(Directions)
Only an exact reprint of all the data is acceptable.

(Data for this exercise)
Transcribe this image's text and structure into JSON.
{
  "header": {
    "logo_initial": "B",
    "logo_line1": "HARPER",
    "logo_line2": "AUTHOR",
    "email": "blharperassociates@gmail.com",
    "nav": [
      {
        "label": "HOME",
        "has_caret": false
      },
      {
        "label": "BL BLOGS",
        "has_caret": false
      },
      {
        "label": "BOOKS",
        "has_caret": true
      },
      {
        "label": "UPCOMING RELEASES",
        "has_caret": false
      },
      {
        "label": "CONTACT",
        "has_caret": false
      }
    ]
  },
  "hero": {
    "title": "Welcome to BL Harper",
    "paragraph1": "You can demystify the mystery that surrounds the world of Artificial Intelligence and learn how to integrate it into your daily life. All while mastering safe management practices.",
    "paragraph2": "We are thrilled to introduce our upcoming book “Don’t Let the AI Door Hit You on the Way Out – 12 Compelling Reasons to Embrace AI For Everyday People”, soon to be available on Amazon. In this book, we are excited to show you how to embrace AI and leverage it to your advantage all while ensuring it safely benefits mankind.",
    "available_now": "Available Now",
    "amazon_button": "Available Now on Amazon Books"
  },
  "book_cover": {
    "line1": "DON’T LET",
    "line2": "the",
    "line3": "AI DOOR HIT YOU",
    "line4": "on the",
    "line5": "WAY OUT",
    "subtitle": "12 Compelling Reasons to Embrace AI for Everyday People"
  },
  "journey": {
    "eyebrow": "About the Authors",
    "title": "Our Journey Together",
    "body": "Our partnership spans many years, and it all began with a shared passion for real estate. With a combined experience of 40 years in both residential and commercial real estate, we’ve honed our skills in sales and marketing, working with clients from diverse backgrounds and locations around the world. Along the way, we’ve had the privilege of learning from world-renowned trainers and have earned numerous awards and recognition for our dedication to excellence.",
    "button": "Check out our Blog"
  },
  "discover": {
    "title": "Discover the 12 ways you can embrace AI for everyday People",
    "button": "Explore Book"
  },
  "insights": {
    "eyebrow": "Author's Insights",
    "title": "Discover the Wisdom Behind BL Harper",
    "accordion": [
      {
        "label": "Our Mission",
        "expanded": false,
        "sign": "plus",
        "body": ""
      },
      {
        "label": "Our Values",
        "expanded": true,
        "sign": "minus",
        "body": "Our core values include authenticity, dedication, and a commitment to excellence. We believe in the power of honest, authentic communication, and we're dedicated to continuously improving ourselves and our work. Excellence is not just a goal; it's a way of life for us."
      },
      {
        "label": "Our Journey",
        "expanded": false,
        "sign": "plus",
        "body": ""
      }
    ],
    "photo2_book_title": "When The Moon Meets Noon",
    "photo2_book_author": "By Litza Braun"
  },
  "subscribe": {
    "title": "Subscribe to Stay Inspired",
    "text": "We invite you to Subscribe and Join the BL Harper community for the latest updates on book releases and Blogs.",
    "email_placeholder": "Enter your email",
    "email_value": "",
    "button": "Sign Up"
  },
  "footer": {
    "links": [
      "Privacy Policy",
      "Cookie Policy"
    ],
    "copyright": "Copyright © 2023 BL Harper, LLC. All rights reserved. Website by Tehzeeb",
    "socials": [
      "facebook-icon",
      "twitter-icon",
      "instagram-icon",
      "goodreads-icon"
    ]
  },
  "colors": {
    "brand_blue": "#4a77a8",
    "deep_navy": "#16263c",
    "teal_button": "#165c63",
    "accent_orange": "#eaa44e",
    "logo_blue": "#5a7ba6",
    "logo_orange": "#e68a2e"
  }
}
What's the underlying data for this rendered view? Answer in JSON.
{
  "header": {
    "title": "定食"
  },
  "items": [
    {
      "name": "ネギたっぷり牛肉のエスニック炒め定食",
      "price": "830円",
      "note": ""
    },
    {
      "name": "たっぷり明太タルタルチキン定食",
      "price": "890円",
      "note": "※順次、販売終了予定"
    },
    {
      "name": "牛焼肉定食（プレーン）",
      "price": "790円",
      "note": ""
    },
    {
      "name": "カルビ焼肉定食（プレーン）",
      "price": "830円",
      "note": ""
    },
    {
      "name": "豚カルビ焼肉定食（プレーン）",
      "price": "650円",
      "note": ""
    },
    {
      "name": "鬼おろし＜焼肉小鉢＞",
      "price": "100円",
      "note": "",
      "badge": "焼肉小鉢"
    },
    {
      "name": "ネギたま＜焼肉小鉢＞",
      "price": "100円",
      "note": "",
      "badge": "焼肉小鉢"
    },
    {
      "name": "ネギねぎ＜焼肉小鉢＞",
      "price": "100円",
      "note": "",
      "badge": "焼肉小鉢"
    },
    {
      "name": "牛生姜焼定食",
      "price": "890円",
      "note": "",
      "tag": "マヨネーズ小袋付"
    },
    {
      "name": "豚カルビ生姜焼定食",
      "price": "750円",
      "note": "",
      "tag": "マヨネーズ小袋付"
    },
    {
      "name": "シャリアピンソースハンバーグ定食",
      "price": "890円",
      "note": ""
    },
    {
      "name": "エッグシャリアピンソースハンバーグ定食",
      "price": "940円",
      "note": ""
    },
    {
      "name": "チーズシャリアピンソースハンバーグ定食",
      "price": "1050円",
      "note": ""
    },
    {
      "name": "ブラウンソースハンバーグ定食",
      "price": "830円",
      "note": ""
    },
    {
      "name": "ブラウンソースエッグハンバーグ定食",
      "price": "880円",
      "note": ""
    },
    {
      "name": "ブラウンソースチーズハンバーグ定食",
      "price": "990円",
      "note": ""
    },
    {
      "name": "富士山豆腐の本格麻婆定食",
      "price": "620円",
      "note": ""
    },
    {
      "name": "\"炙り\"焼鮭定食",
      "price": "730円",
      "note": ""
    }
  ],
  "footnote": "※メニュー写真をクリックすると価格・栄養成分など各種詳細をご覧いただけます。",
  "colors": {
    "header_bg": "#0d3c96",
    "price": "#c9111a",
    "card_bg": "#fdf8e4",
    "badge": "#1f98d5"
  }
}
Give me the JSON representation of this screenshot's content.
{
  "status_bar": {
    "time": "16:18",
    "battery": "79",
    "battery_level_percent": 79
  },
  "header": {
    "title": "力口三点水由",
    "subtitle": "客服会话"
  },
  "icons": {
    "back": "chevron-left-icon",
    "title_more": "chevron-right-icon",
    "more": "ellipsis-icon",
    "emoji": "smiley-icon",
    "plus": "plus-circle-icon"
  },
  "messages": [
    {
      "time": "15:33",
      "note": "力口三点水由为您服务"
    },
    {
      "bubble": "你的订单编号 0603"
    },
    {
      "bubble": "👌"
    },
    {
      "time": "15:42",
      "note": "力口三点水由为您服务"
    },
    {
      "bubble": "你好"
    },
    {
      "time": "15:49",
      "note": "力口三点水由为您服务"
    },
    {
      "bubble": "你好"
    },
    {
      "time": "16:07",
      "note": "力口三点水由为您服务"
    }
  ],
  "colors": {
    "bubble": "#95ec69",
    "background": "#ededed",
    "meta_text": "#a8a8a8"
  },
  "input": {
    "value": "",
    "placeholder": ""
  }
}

(Result of the task)
Transcribe this image's text and structure into JSON.
{
  "header": {
    "logo_initial": "B",
    "logo_line1": "HARPER",
    "logo_line2": "AUTHOR",
    "email": "blharperassociates@gmail.com",
    "nav": [
      {
        "label": "HOME",
        "has_caret": false
      },
      {
        "label": "BL BLOGS",
        "has_caret": false
      },
      {
        "label": "BOOKS",
        "has_caret": true
      },
      {
        "label": "UPCOMING RELEASES",
        "has_caret": false
      },
      {
        "label": "CONTACT",
        "has_caret": false
      }
    ]
  },
  "hero": {
    "title": "Welcome to BL Harper",
    "paragraph1": "You can demystify the mystery that surrounds the world of Artificial Intelligence and learn how to integrate it into your daily life. All while mastering safe management practices.",
    "paragraph2": "We are thrilled to introduce our upcoming book “Don’t Let the AI Door Hit You on the Way Out – 12 Compelling Reasons to Embrace AI For Everyday People”, soon to be available on Amazon. In this book, we are excited to show you how to embrace AI and leverage it to your advantage all while ensuring it safely benefits mankind.",
    "available_now": "Available Now",
    "amazon_button": "Available Now on Amazon Books"
  },
  "book_cover": {
    "line1": "DON’T LET",
    "line2": "the",
    "line3": "AI DOOR HIT YOU",
    "line4": "on the",
    "line5": "WAY OUT",
    "subtitle": "12 Compelling Reasons to Embrace AI for Everyday People"
  },
  "journey": {
    "eyebrow": "About the Authors",
    "title": "Our Journey Together",
    "body": "Our partnership spans many years, and it all began with a shared passion for real estate. With a combined experience of 40 years in both residential and commercial real estate, we’ve honed our skills in sales and marketing, working with clients from diverse backgrounds and locations around the world. Along the way, we’ve had the privilege of learning from world-renowned trainers and have earned numerous awards and recognition for our dedication to excellence.",
    "button": "Check out our Blog"
  },
  "discover": {
    "title": "Discover the 12 ways you can embrace AI for everyday People",
    "button": "Explore Book"
  },
  "insights": {
    "eyebrow": "Author's Insights",
    "title": "Discover the Wisdom Behind BL Harper",
    "accordion": [
      {
        "label": "Our Mission",
        "expanded": false,
        "sign": "plus",
        "body": ""
      },
      {
        "label": "Our Values",
        "expanded": true,
        "sign": "minus",
        "body": "Our core values include authenticity, dedication, and a commitment to excellence. We believe in the power of honest, authentic communication, and we're dedicated to continuously improving ourselves and our work. Excellence is not just a goal; it's a way of life for us."
      },
      {
        "label": "Our Journey",
        "expanded": false,
        "sign": "plus",
        "body": ""
      }
    ],
    "photo2_book_title": "When The Moon Meets Noon",
    "photo2_book_author": "By Litza Braun"
  },
  "subscribe": {
    "title": "Subscribe to Stay Inspired",
    "text": "We invite you to Subscribe and Join the BL Harper community for the latest updates on book releases and Blogs.",
    "email_placeholder": "Enter your email",
    "email_value": "",
    "button": "Sign Up"
  },
  "footer": {
    "links": [
      "Privacy Policy",
      "Cookie Policy"
    ],
    "copyright": "Copyright © 2023 BL Harper, LLC. All rights reserved. Website by Tehzeeb",
    "socials": [
      "facebook-icon",
      "twitter-icon",
      "instagram-icon",
      "goodreads-icon"
    ]
  },
  "colors": {
    "brand_blue": "#4a77a8",
    "deep_navy": "#16263c",
    "teal_button": "#165c63",
    "accent_orange": "#eaa44e",
    "logo_blue": "#5a7ba6",
    "logo_orange": "#e68a2e"
  }
}
What's the underlying data for this rendered view? Answer in JSON.
{
  "header": {
    "title": "定食"
  },
  "items": [
    {
      "name": "ネギたっぷり牛肉のエスニック炒め定食",
      "price": "830円",
      "note": ""
    },
    {
      "name": "たっぷり明太タルタルチキン定食",
      "price": "890円",
      "note": "※順次、販売終了予定"
    },
    {
      "name": "牛焼肉定食（プレーン）",
      "price": "790円",
      "note": ""
    },
    {
      "name": "カルビ焼肉定食（プレーン）",
      "price": "830円",
      "note": ""
    },
    {
      "name": "豚カルビ焼肉定食（プレーン）",
      "price": "650円",
      "note": ""
    },
    {
      "name": "鬼おろし＜焼肉小鉢＞",
      "price": "100円",
      "note": "",
      "badge": "焼肉小鉢"
    },
    {
      "name": "ネギたま＜焼肉小鉢＞",
      "price": "100円",
      "note": "",
      "badge": "焼肉小鉢"
    },
    {
      "name": "ネギねぎ＜焼肉小鉢＞",
      "price": "100円",
      "note": "",
      "badge": "焼肉小鉢"
    },
    {
      "name": "牛生姜焼定食",
      "price": "890円",
      "note": "",
      "tag": "マヨネーズ小袋付"
    },
    {
      "name": "豚カルビ生姜焼定食",
      "price": "750円",
      "note": "",
      "tag": "マヨネーズ小袋付"
    },
    {
      "name": "シャリアピンソースハンバーグ定食",
      "price": "890円",
      "note": ""
    },
    {
      "name": "エッグシャリアピンソースハンバーグ定食",
      "price": "940円",
      "note": ""
    },
    {
      "name": "チーズシャリアピンソースハンバーグ定食",
      "price": "1050円",
      "note": ""
    },
    {
      "name": "ブラウンソースハンバーグ定食",
      "price": "830円",
      "note": ""
    },
    {
      "name": "ブラウンソースエッグハンバーグ定食",
      "price": "880円",
      "note": ""
    },
    {
      "name": "ブラウンソースチーズハンバーグ定食",
      "price": "990円",
      "note": ""
    },
    {
      "name": "富士山豆腐の本格麻婆定食",
      "price": "620円",
      "note": ""
    },
    {
      "name": "\"炙り\"焼鮭定食",
      "price": "730円",
      "note": ""
    }
  ],
  "footnote": "※メニュー写真をクリックすると価格・栄養成分など各種詳細をご覧いただけます。",
  "colors": {
    "header_bg": "#0d3c96",
    "price": "#c9111a",
    "card_bg": "#fdf8e4",
    "badge": "#1f98d5"
  }
}
Give me the JSON representation of this screenshot's content.
{
  "status_bar": {
    "time": "16:18",
    "battery": "79",
    "battery_level_percent": 79
  },
  "header": {
    "title": "力口三点水由",
    "subtitle": "客服会话"
  },
  "icons": {
    "back": "chevron-left-icon",
    "title_more": "chevron-right-icon",
    "more": "ellipsis-icon",
    "emoji": "smiley-icon",
    "plus": "plus-circle-icon"
  },
  "messages": [
    {
      "time": "15:33",
      "note": "力口三点水由为您服务"
    },
    {
      "bubble": "你的订单编号 0603"
    },
    {
      "bubble": "👌"
    },
    {
      "time": "15:42",
      "note": "力口三点水由为您服务"
    },
    {
      "bubble": "你好"
    },
    {
      "time": "15:49",
      "note": "力口三点水由为您服务"
    },
    {
      "bubble": "你好"
    },
    {
      "time": "16:07",
      "note": "力口三点水由为您服务"
    }
  ],
  "colors": {
    "bubble": "#95ec69",
    "background": "#ededed",
    "meta_text": "#a8a8a8"
  },
  "input": {
    "value": "",
    "placeholder": ""
  }
}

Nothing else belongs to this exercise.